→ **What you will do**
Scan the data below and report how many lines include the word "structured". Nothing else is wanted.

[App and web page records]
==============================
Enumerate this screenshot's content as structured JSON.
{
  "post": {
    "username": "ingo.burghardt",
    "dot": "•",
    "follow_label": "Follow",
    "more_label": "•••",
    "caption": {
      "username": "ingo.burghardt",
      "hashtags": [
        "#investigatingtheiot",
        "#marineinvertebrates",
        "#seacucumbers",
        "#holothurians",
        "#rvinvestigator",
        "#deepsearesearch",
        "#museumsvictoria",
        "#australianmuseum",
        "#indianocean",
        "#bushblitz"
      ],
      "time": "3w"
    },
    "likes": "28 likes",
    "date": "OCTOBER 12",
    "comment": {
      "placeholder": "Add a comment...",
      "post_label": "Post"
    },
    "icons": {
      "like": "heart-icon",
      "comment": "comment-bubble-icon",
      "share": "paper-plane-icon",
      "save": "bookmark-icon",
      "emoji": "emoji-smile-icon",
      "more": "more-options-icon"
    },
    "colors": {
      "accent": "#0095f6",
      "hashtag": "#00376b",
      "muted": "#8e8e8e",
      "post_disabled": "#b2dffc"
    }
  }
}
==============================
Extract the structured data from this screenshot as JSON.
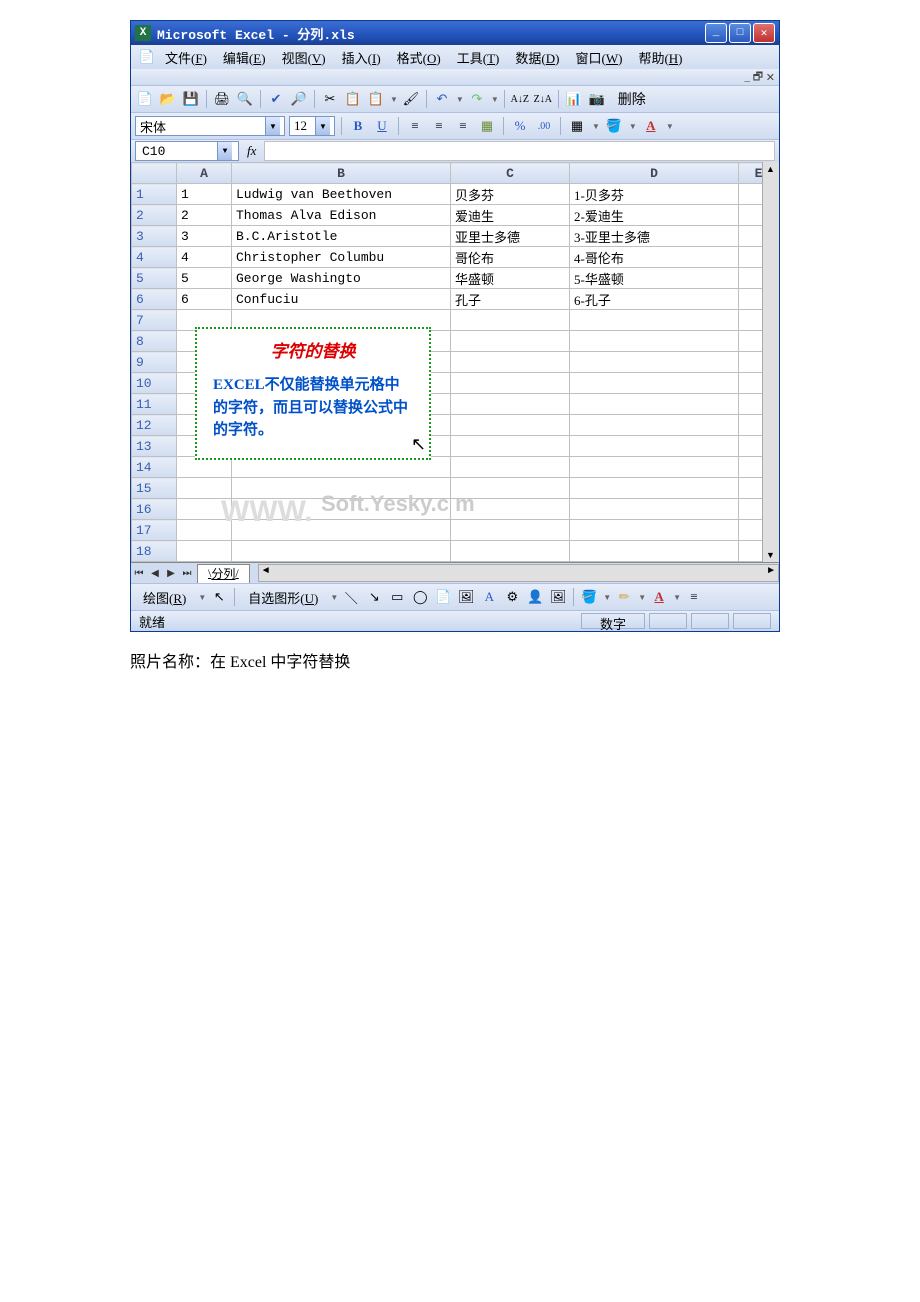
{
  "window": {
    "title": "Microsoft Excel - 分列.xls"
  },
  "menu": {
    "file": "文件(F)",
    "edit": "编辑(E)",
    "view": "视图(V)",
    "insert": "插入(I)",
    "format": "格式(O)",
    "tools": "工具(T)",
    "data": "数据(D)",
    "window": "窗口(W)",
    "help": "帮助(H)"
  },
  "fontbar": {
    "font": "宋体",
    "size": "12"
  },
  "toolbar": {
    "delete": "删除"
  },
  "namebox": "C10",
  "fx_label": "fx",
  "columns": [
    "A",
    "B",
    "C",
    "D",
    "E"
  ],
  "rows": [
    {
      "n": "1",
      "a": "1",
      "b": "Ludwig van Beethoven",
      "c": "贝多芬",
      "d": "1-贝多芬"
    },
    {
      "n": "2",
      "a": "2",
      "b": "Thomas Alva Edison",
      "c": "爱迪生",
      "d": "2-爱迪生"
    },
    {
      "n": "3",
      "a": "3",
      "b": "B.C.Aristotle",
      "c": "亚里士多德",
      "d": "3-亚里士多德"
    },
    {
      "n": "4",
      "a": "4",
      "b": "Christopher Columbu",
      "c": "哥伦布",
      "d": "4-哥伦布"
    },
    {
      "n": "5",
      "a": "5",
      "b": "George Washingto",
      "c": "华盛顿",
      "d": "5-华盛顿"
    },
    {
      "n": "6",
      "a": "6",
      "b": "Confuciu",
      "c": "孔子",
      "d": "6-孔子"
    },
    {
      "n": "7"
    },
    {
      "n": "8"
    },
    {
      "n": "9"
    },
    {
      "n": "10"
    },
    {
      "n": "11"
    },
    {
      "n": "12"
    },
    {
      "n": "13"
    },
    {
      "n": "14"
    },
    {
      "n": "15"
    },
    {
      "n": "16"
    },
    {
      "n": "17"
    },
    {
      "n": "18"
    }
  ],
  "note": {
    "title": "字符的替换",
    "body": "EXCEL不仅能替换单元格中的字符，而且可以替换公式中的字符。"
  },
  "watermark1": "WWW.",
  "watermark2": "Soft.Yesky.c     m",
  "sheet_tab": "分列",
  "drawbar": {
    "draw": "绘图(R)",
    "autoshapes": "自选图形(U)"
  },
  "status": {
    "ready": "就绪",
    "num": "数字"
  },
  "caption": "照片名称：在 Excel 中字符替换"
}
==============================
→ **Solution to this problem**
2